• Task to carry out: What lines in the listing include "name"? Return a copy of each.

• Task input:
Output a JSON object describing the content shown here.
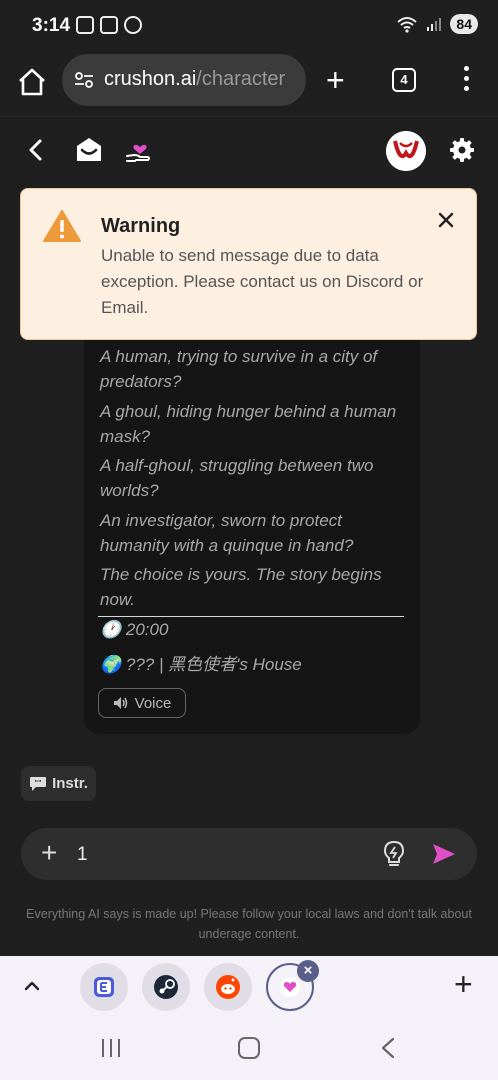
{
  "status_bar": {
    "time": "3:14",
    "battery": "84"
  },
  "browser": {
    "url_domain": "crushon.ai",
    "url_path": "/character",
    "tab_count": "4"
  },
  "message": {
    "lines": [
      "A human, trying to survive in a city of predators?",
      "A ghoul, hiding hunger behind a human mask?",
      "A half-ghoul, struggling between two worlds?",
      "An investigator, sworn to protect humanity with a quinque in hand?",
      "The choice is yours. The story begins now."
    ],
    "time": "🕐 20:00",
    "location": "🌍 ??? | 黑色使者's House",
    "voice_label": "Voice"
  },
  "warning": {
    "title": "Warning",
    "body": "Unable to send message due to data exception. Please contact us on Discord or Email."
  },
  "instr_label": "Instr.",
  "input": {
    "value": "1"
  },
  "disclaimer": "Everything AI says is made up! Please follow your local laws and don't talk about underage content.",
  "colors": {
    "accent": "#e04fc8",
    "warning_bg": "#fdf0e0",
    "warning_icon": "#ef9a3a"
  }
}
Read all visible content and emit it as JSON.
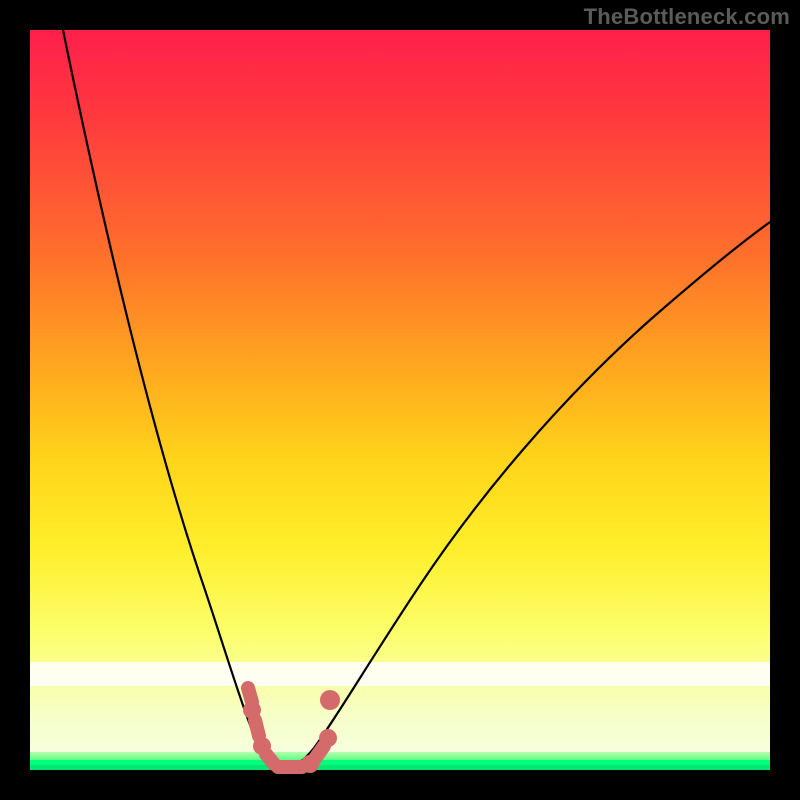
{
  "watermark": "TheBottleneck.com",
  "colors": {
    "background": "#000000",
    "gradient_top": "#ff1f4b",
    "gradient_mid": "#ffd41a",
    "gradient_bottom": "#f6ffe6",
    "green_band": "#00ff7f",
    "curve": "#000000",
    "marker": "#d46a6a",
    "watermark_text": "#5b5b5b"
  },
  "chart_data": {
    "type": "line",
    "title": "",
    "xlabel": "",
    "ylabel": "",
    "xlim": [
      0,
      100
    ],
    "ylim": [
      0,
      100
    ],
    "series": [
      {
        "name": "left-branch",
        "x": [
          4,
          6,
          8,
          10,
          12,
          14,
          16,
          18,
          20,
          22,
          24,
          26,
          28,
          29,
          30,
          31,
          32
        ],
        "y": [
          100,
          92,
          84,
          76,
          68,
          60,
          52,
          44,
          36,
          28,
          20,
          13,
          7,
          4,
          2,
          1,
          0
        ]
      },
      {
        "name": "right-branch",
        "x": [
          32,
          34,
          36,
          38,
          41,
          45,
          50,
          55,
          60,
          66,
          72,
          80,
          88,
          96,
          100
        ],
        "y": [
          0,
          1,
          3,
          6,
          10,
          16,
          24,
          31,
          38,
          45,
          52,
          60,
          67,
          73,
          76
        ]
      }
    ],
    "markers": {
      "name": "highlight-dots",
      "color": "#d46a6a",
      "points": [
        {
          "x": 28.5,
          "y": 12
        },
        {
          "x": 29,
          "y": 9
        },
        {
          "x": 29.3,
          "y": 7
        },
        {
          "x": 29.8,
          "y": 4
        },
        {
          "x": 30.5,
          "y": 2
        },
        {
          "x": 31.5,
          "y": 0.5
        },
        {
          "x": 33,
          "y": 0.2
        },
        {
          "x": 34.5,
          "y": 0.5
        },
        {
          "x": 36,
          "y": 1.5
        },
        {
          "x": 37.5,
          "y": 3
        },
        {
          "x": 38.5,
          "y": 10
        }
      ]
    },
    "bands": [
      {
        "name": "white-band",
        "y_from": 12,
        "y_to": 15,
        "color": "#ffffff"
      },
      {
        "name": "green-band",
        "y_from": 0,
        "y_to": 2.5,
        "color": "#00ff7f"
      }
    ]
  }
}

• Exercise result:
        "name": "left-branch",
        "name": "right-branch",
      "name": "highlight-dots",
        "name": "white-band",
        "name": "green-band",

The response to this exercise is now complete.